The casting agent enters the room with her top picks for the show’s leading man and lady. The new series will follow the spellbinding story of a clan that builds a powerful, world-impacting family tree. This is the pilot, and it is crucial to make the right call on the individuals who will fall in love and launch this Kennedy-like family of influence and fame.

Producers and writers alike have waited breathlessly for this moment, the moment when who they have envisioned as the leading characters will be finally realized in an actor and actress. But when they turn to see who has been tapped for these most special of roles, the thud of their collective jaws hitting the majestic mahogany conference table muffles their mutual groans.

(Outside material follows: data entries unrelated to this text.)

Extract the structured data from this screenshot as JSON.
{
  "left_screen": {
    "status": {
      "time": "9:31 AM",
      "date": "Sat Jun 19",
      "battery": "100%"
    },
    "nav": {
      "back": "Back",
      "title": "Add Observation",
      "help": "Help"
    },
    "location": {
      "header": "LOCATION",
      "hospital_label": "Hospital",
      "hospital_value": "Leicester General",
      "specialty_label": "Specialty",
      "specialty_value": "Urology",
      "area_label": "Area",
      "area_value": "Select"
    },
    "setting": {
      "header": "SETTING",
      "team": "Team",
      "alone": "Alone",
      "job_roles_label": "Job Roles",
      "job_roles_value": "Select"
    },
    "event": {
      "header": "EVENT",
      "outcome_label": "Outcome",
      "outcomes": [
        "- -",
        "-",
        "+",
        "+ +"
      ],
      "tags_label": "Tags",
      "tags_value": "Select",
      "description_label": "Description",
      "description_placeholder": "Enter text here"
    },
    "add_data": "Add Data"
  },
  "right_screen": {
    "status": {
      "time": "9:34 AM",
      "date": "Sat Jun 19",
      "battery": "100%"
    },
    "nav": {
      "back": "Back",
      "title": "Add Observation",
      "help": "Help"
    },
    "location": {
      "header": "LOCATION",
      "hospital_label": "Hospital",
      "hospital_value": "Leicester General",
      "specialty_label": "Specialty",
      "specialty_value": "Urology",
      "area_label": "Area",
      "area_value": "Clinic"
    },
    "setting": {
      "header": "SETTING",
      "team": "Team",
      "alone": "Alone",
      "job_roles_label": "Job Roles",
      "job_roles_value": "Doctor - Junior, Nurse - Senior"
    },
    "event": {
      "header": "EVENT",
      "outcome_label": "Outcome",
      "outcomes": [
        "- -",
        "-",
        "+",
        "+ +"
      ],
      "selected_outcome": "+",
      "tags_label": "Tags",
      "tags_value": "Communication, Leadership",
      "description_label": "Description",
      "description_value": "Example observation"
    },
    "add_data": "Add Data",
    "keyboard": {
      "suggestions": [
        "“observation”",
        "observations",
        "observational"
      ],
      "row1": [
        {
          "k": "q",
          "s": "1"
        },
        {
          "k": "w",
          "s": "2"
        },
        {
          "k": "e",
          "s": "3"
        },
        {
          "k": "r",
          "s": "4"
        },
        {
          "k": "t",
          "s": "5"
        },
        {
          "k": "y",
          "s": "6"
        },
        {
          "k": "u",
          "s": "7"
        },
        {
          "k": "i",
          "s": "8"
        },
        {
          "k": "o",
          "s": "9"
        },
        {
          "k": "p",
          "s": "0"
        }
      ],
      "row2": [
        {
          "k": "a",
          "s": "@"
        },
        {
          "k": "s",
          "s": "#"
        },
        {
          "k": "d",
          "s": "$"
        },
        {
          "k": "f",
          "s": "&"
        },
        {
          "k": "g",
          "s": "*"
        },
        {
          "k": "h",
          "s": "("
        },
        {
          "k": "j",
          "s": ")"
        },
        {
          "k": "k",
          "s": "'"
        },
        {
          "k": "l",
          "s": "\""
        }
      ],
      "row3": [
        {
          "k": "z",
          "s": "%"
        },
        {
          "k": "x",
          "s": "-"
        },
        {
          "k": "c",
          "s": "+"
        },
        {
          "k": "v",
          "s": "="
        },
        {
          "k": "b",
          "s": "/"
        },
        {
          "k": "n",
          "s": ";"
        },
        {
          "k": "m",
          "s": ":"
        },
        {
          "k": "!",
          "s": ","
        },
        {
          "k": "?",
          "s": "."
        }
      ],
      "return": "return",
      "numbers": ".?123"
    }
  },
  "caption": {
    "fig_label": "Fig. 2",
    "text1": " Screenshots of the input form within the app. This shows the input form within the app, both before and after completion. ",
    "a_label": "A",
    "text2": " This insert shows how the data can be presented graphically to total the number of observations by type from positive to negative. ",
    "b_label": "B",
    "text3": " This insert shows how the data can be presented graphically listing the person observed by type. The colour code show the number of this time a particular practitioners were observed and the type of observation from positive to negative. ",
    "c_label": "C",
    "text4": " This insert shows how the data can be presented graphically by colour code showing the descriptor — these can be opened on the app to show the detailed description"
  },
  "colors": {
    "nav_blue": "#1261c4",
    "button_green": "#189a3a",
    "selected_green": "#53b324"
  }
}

There before their wide eyes, instead of the expected vibrant, young couple with gleaming white teeth and tanned and toned bodies, stand a 75-year-old man and a 65-year-old woman. Not what they had pictured for their production.

And yet, this is what God has chosen. His screenplay called for a couple to launch a new nation, one that would impact the entire world. As he would say, a nation through whom “all the nations of the earth would be blessed” (Genesis 12:1-3).

Abram and Sarai stand there, adorned perhaps by dusty old robes and crowned with wispy white hair and loosely fitting skin and as befuddled as anyone else. God chose them to begin a nation. An unlikely pair, especially after factoring in the fact that Sarai was barren. How could God expect to start a nation with a woman who could not bear children?

To complicate the story line, it will be 25 more years before they actually have their child of promise. By that time Abram and Sarai will be 100 years old and 90 years old, respectively (and their names will be changed to Abraham and Sarah). Perhaps Social Security checks will help this special couple decorate the baby’s tent and they’ll be able take naps when the baby does. And the rest, as they say, is history. His story.

God picks people you and I wouldn’t necessarily select to take part in his story. In fact sometimes we are shocked who plays the starring roles in his stories. Unlike the way we do business, he taps people, not merely because of their abilities, but for their availability. God searches for people who are open to be used by him. Since he uses only those who are willing to be used for his purposes, there is no doubt that it is he who is doing the wonder-working. Let there be no doubt, throughout history he is the one making things happen.

That’s good news, isn’t it? In the business world, you may not have a great pedigree. In academics, you may not be a Rhodes Scholar. You may not have a lot of money and you may have average looks. But you may be sitting in a pretty good position to be a top pick for God’s work.

Join us this week as we continue “The Story”. Service starts at 10:30 am.